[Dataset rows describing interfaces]
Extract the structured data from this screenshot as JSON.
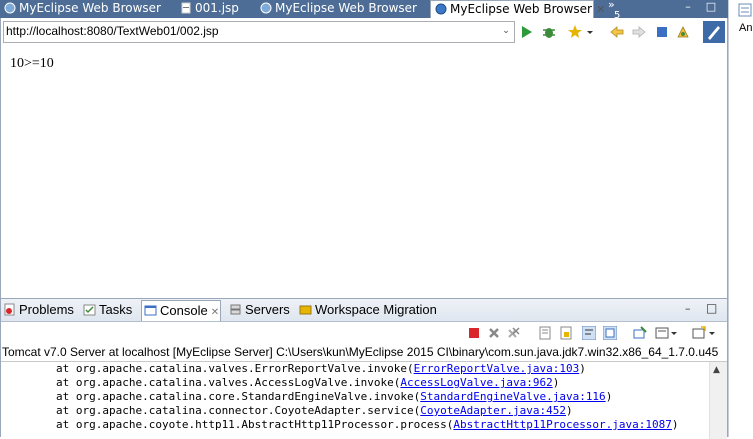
{
  "editor_tabs": [
    {
      "label": "MyEclipse Web Browser",
      "active": false
    },
    {
      "label": "001.jsp",
      "active": false
    },
    {
      "label": "MyEclipse Web Browser",
      "active": false
    },
    {
      "label": "MyEclipse Web Browser",
      "active": true
    }
  ],
  "overflow_count": "5",
  "window_controls": {
    "minimize": "–",
    "maximize": "□"
  },
  "browser": {
    "url": "http://localhost:8080/TextWeb01/002.jsp",
    "dropdown_glyph": "⌄"
  },
  "page": {
    "text": "10>=10"
  },
  "right_strip_label": "An",
  "panel": {
    "tabs": [
      {
        "label": "Problems",
        "active": false
      },
      {
        "label": "Tasks",
        "active": false
      },
      {
        "label": "Console",
        "active": true
      },
      {
        "label": "Servers",
        "active": false
      },
      {
        "label": "Workspace Migration",
        "active": false
      }
    ],
    "console_title": "Tomcat v7.0 Server at localhost [MyEclipse Server] C:\\Users\\kun\\MyEclipse 2015 CI\\binary\\com.sun.java.jdk7.win32.x86_64_1.7.0.u45",
    "lines": [
      {
        "prefix": "at org.apache.catalina.valves.ErrorReportValve.invoke(",
        "link": "ErrorReportValve.java:103",
        "suffix": ")"
      },
      {
        "prefix": "at org.apache.catalina.valves.AccessLogValve.invoke(",
        "link": "AccessLogValve.java:962",
        "suffix": ")"
      },
      {
        "prefix": "at org.apache.catalina.core.StandardEngineValve.invoke(",
        "link": "StandardEngineValve.java:116",
        "suffix": ")"
      },
      {
        "prefix": "at org.apache.catalina.connector.CoyoteAdapter.service(",
        "link": "CoyoteAdapter.java:452",
        "suffix": ")"
      },
      {
        "prefix": "at org.apache.coyote.http11.AbstractHttp11Processor.process(",
        "link": "AbstractHttp11Processor.java:1087",
        "suffix": ")"
      }
    ]
  },
  "colors": {
    "tab_strip": "#4d6d97",
    "link": "#0000ee",
    "terminate_red": "#d9262b"
  }
}
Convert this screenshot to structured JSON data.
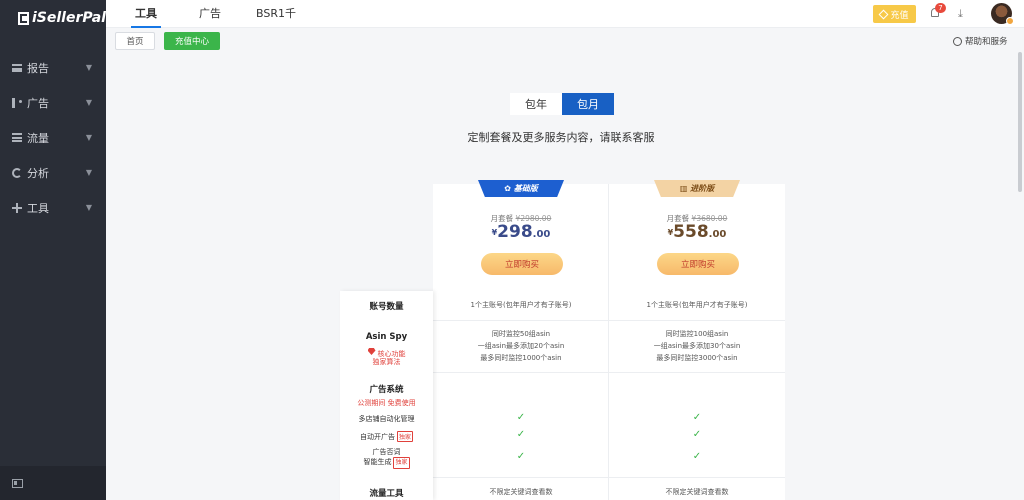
{
  "app": {
    "logo_text": "iSellerPal"
  },
  "sidebar": {
    "items": [
      {
        "label": "报告",
        "icon": "report-icon"
      },
      {
        "label": "广告",
        "icon": "ad-icon"
      },
      {
        "label": "流量",
        "icon": "traffic-icon"
      },
      {
        "label": "分析",
        "icon": "analysis-icon"
      },
      {
        "label": "工具",
        "icon": "tools-icon"
      }
    ]
  },
  "header": {
    "tabs": [
      {
        "label": "工具",
        "active": true
      },
      {
        "label": "广告",
        "active": false
      },
      {
        "label": "BSR1千",
        "active": false
      }
    ],
    "recharge_label": "充值",
    "notification_count": "7",
    "download_glyph": "⤓"
  },
  "breadcrumb": {
    "home_label": "首页",
    "current_label": "充值中心",
    "help_label": "帮助和服务"
  },
  "pricing": {
    "toggle": {
      "yearly": "包年",
      "monthly": "包月",
      "selected": "monthly"
    },
    "subtitle": "定制套餐及更多服务内容，请联系客服",
    "plans": [
      {
        "name": "基础版",
        "icon": "✿",
        "price_prefix": "月套餐",
        "original_price": "¥2980.00",
        "currency": "¥",
        "price_int": "298",
        "price_dec": ".00",
        "buy_label": "立即购买",
        "accent": "#1d5fd0"
      },
      {
        "name": "进阶版",
        "icon": "▥",
        "price_prefix": "月套餐",
        "original_price": "¥3680.00",
        "currency": "¥",
        "price_int": "558",
        "price_dec": ".00",
        "buy_label": "立即购买",
        "accent": "#f3d3a4"
      }
    ]
  },
  "features": {
    "account": {
      "label": "账号数量",
      "base": "1个主账号(包年用户才有子账号)",
      "fast": "1个主账号(包年用户才有子账号)"
    },
    "asin_spy": {
      "label": "Asin Spy",
      "sub1": "核心功能",
      "sub2": "独家算法",
      "base": [
        "同时监控50组asin",
        "一组asin最多添加20个asin",
        "最多同时监控1000个asin"
      ],
      "fast": [
        "同时监控100组asin",
        "一组asin最多添加30个asin",
        "最多同时监控3000个asin"
      ]
    },
    "ad_system": {
      "label": "广告系统",
      "note": "公测期间 免费使用",
      "items": [
        {
          "label": "多店铺自动化管理",
          "tag": ""
        },
        {
          "label": "自动开广告",
          "tag": "独家"
        },
        {
          "label": "广告否词",
          "label2": "智能生成",
          "tag": "独家"
        }
      ],
      "check": "✓"
    },
    "traffic_tools": {
      "label": "流量工具",
      "base": "不限定关键词查看数",
      "fast": "不限定关键词查看数"
    }
  }
}
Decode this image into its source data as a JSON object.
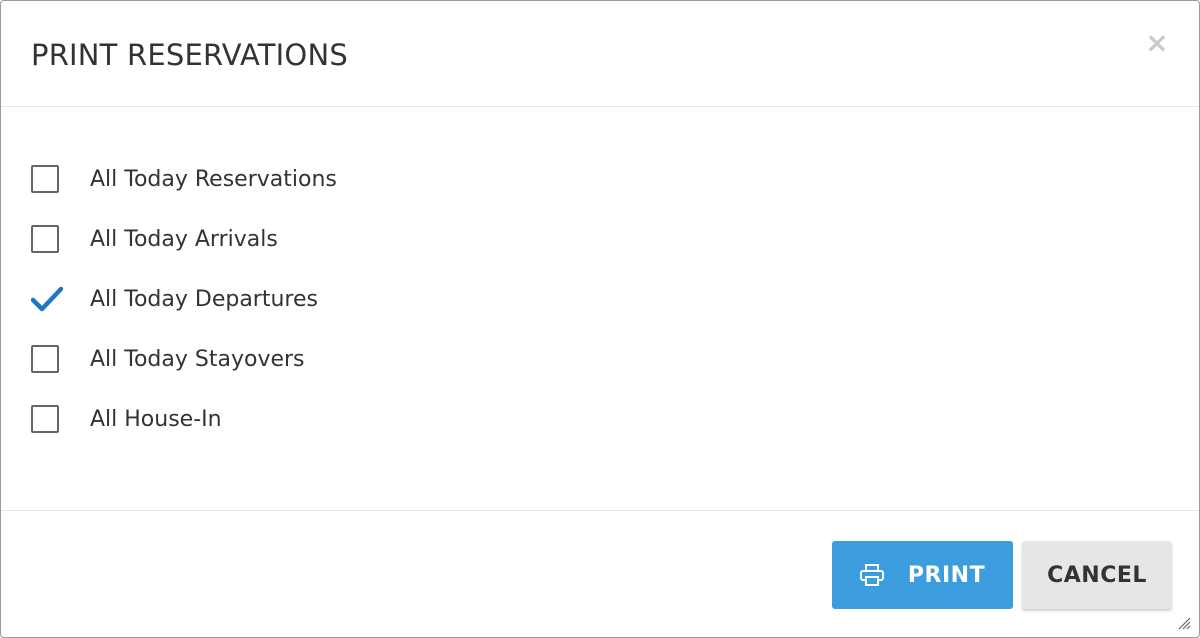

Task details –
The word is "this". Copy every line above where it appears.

Result below –
Extract the structured data from this screenshot as JSON.
Convert this screenshot to structured JSON data.
Decode this image into its source data as a JSON object.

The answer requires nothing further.